US7324824B2 (en) Wireless network monitoring system
US20070038743A1 (en) System and method for communication in a wireless mobile ad-hoc network
US7369512B1 (en) Systems and methods for efficient packet distribution in an ad hoc network
US20030117966A1 (en) Network protocol for wireless devices utilizing location information
US20030031208A1 (en) Flexible frame scheduler for simultaneous circuit-and packet-switched communicaion
US20080232259A1 (en) Fault Reporting Tag for Mesh Access Points
US8149748B2 (en) Wireless data networking
US6665278B2 (en) Wireless networked message routing
US20050243787A1 (en) Method and apparatus for communication between coordinator-based wireless network and different type of network which are interconnected through a backbone network

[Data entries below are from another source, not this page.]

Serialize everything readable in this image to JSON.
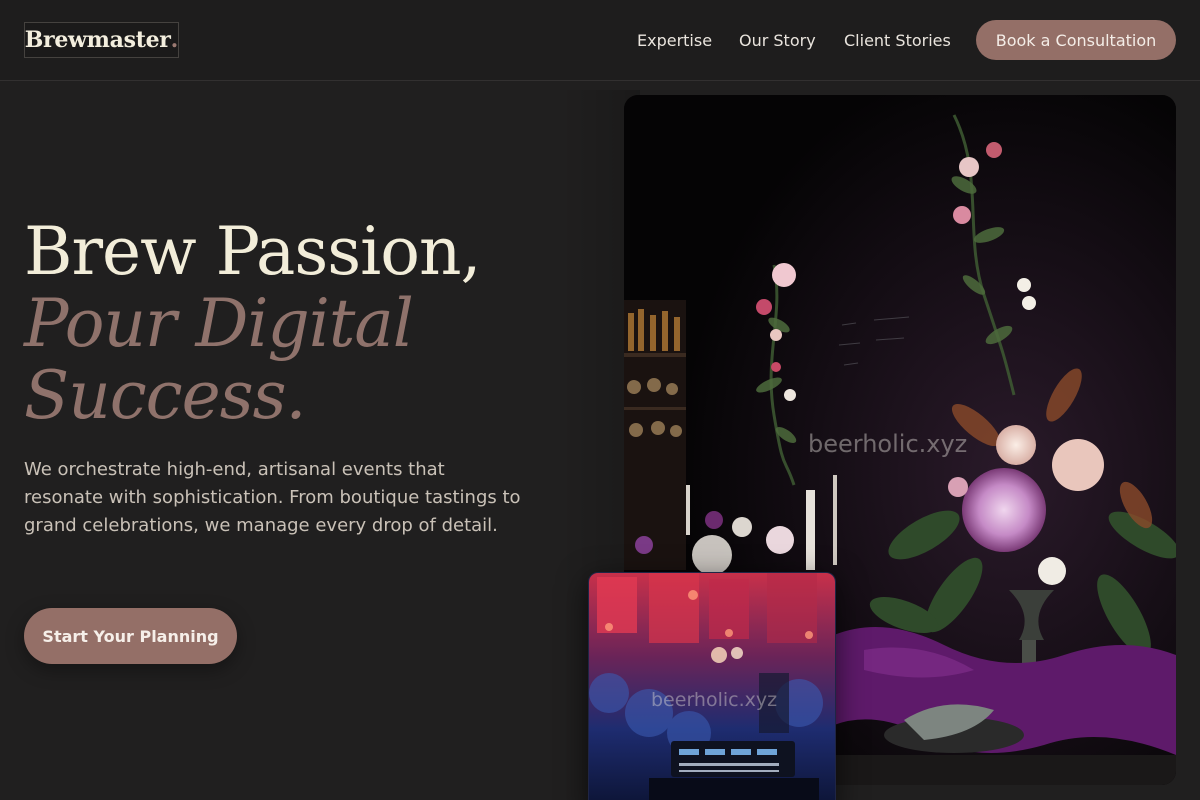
{
  "header": {
    "logo": {
      "text": "Brewmaster",
      "dot": "."
    },
    "nav": [
      {
        "label": "Expertise"
      },
      {
        "label": "Our Story"
      },
      {
        "label": "Client Stories"
      }
    ],
    "cta_label": "Book a Consultation"
  },
  "hero": {
    "headline_line1": "Brew Passion,",
    "headline_line2": "Pour Digital",
    "headline_line3": "Success.",
    "intro": "We orchestrate high-end, artisanal events that resonate with sophistication. From boutique tastings to grand celebrations, we manage every drop of detail.",
    "button_label": "Start Your Planning"
  },
  "images": {
    "main_watermark": "beerholic.xyz",
    "inset_watermark": "beerholic.xyz"
  },
  "colors": {
    "background": "#201f1f",
    "accent": "#946f67",
    "headline": "#f2edd9",
    "headline_accent": "#8f726b",
    "body_text": "#c9c1b7"
  }
}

Legal Events

Date Code Title Description
AS Assignment

Owner name: SARNOFF CORPORATION, NEW JERSEY

Free format text: ASSIGNMENT OF ASSIGNORS INTEREST;ASSIGNORS:CALISKAN, ALAATTIN;HASHFIELD, PAUL;MANDHYAN, INDUR;AND OTHERS;REEL/FRAME:015998/0436;SIGNING DATES FROM 20040908 TO 20040930

AS Assignment

Owner name: SRI INTERNATIONAL, CALIFORNIA

Free format text: MERGER;ASSIGNOR:SARNOFF CORPORATION;REEL/FRAME:027305/0646

Effective date: 20110204

FPAY Fee payment

Year of fee payment: 4

FPAY Fee payment

Year of fee payment: 8